-------- Available records

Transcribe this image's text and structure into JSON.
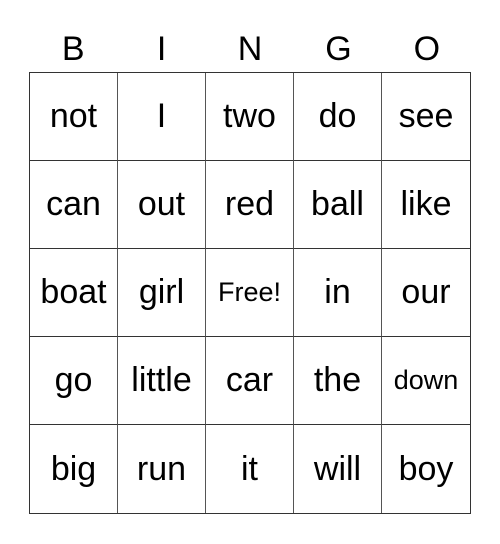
{
  "header": [
    "B",
    "I",
    "N",
    "G",
    "O"
  ],
  "rows": [
    [
      "not",
      "I",
      "two",
      "do",
      "see"
    ],
    [
      "can",
      "out",
      "red",
      "ball",
      "like"
    ],
    [
      "boat",
      "girl",
      "Free!",
      "in",
      "our"
    ],
    [
      "go",
      "little",
      "car",
      "the",
      "down"
    ],
    [
      "big",
      "run",
      "it",
      "will",
      "boy"
    ]
  ]
}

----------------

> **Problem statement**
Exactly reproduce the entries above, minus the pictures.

> **Written response**
Transcribe this image's text and structure into JSON.
{
  "header": [
    "B",
    "I",
    "N",
    "G",
    "O"
  ],
  "rows": [
    [
      "not",
      "I",
      "two",
      "do",
      "see"
    ],
    [
      "can",
      "out",
      "red",
      "ball",
      "like"
    ],
    [
      "boat",
      "girl",
      "Free!",
      "in",
      "our"
    ],
    [
      "go",
      "little",
      "car",
      "the",
      "down"
    ],
    [
      "big",
      "run",
      "it",
      "will",
      "boy"
    ]
  ]
}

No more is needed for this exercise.